At the EU level, France – which was previously the country with the highest MPA – has just reduced its threshold to 100 euros.
Some countries have a limit set at 50, such as Portugal, Belgium, the Netherlands or Greece. For others, the threshold is even zero, as is the case in Spain, Germany and Ireland.
As a result, Italian tax authorities lack competitiveness compared to that of neighboring European countries, which use this as a lever to attract international tourists, encouraging them to buy in their own country and consequently generating economic benefits for the entire industry.
Legislative Change on the Horizon?
In this context, some proposals have been made to change the tax laws, with the idea being to lower the threshold to 70 euros.
On the one hand, this would result in a loss of VAT revenue for Italy for purchases in the range of expenditure between 70 and 154.94 euros, as the tourist would be entitled to VAT reimbursement in a price segment currently exempt.
On the other hand, however, this would generate greater attractiveness of the country system for shopping, with consequent positive effects on the entire supply chain, due to the increase in demand and propensity to shop.
Many Potential Benefits
The benefits from such a change would be multiple, according to experts. The lowering of the MPA, in fact, produces a significant multiplier effect on the economy.
Positive direct impacts (a lower average price of the products which would increase their demand) would be registered as well as indirect ones (the increase in shopping as a lever for the increase of tourism activity, which in turn generates benefits throughout the territory).

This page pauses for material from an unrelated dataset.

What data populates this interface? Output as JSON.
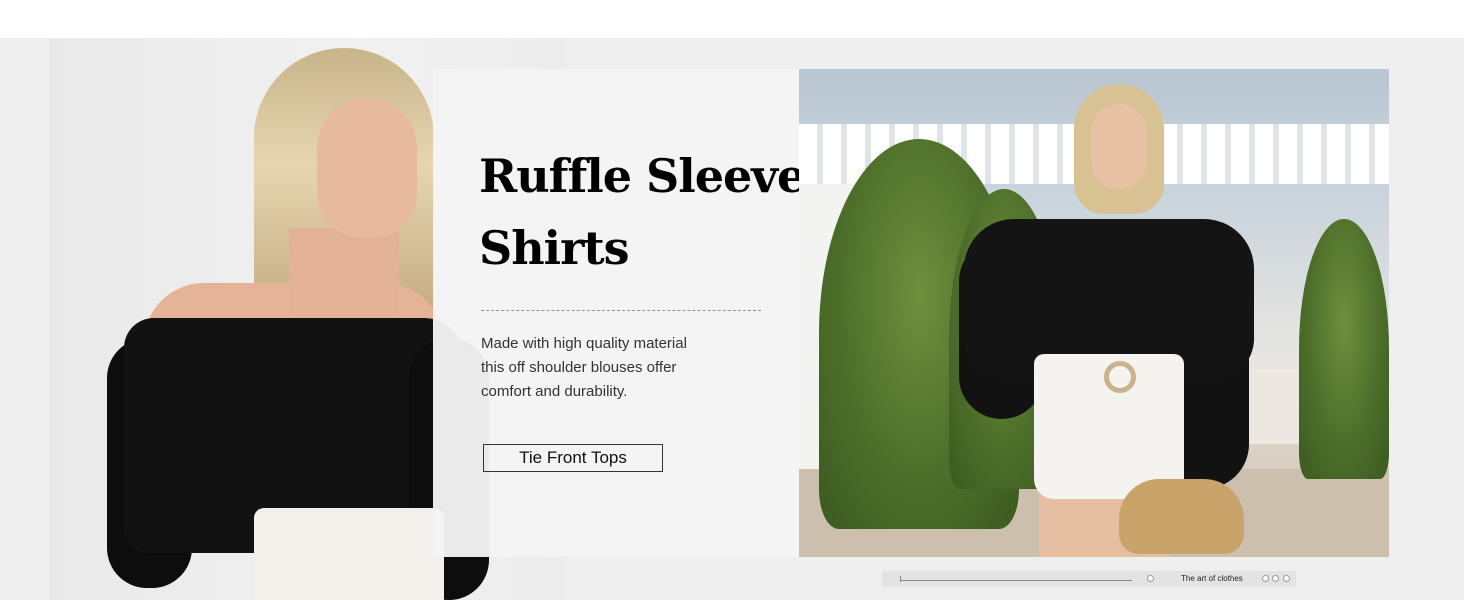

The reduction of the threshold to activate tax-free shopping, therefore, constitutes decisive leverage for the related activities and for the increase in GDP itself, managing more than compensating for the losses resulting from the lack of VAT revenue.
The cost of the regulatory change – quantified on average at 13.2 million euros per year – was calculated considering the recovery rate of the forecast international tourist flows for the three-year period 2022-2024.

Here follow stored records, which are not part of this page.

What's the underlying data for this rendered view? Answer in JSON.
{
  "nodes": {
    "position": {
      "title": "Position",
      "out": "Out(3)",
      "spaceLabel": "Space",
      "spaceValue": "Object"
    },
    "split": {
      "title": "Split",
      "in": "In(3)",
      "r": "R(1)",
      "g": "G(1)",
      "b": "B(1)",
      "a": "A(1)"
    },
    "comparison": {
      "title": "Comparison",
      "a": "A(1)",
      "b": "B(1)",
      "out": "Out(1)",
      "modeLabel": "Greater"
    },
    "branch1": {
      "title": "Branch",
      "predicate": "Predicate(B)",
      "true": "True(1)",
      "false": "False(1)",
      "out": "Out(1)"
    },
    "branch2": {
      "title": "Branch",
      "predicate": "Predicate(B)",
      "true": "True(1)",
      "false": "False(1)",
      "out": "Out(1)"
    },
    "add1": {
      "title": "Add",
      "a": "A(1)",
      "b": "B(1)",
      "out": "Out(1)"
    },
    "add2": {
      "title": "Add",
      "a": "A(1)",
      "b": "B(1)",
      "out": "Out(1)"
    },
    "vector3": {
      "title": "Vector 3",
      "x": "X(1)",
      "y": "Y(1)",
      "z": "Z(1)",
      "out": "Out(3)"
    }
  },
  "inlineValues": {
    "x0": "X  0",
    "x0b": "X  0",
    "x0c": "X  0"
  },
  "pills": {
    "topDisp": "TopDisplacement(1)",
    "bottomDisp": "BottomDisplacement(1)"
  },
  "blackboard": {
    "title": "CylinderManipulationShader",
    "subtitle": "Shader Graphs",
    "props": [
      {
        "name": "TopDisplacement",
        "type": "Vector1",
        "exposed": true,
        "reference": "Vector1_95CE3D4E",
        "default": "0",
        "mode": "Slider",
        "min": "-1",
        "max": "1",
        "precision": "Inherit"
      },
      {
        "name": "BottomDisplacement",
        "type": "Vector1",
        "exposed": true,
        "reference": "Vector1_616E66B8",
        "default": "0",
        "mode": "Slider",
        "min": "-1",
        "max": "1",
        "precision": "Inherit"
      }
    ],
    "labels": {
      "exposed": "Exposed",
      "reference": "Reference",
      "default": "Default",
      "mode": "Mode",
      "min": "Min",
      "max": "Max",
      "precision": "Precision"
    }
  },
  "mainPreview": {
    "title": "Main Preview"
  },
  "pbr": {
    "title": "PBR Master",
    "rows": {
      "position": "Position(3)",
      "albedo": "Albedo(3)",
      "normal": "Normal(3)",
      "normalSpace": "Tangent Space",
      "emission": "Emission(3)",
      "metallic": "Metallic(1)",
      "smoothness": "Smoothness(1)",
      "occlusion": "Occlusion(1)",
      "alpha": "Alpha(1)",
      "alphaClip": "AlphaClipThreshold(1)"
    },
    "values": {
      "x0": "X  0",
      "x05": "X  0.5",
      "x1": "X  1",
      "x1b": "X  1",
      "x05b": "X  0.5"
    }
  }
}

According to data, in fact, only in 2024 Italy will return to 95% of the pre-pandemic levels. Furthermore, there will be a massive inflow of tourists with a lower propensity to spend - such as Americans (+514 % in February 2022) – at the expense of high-spending ones like Chinese and Russians.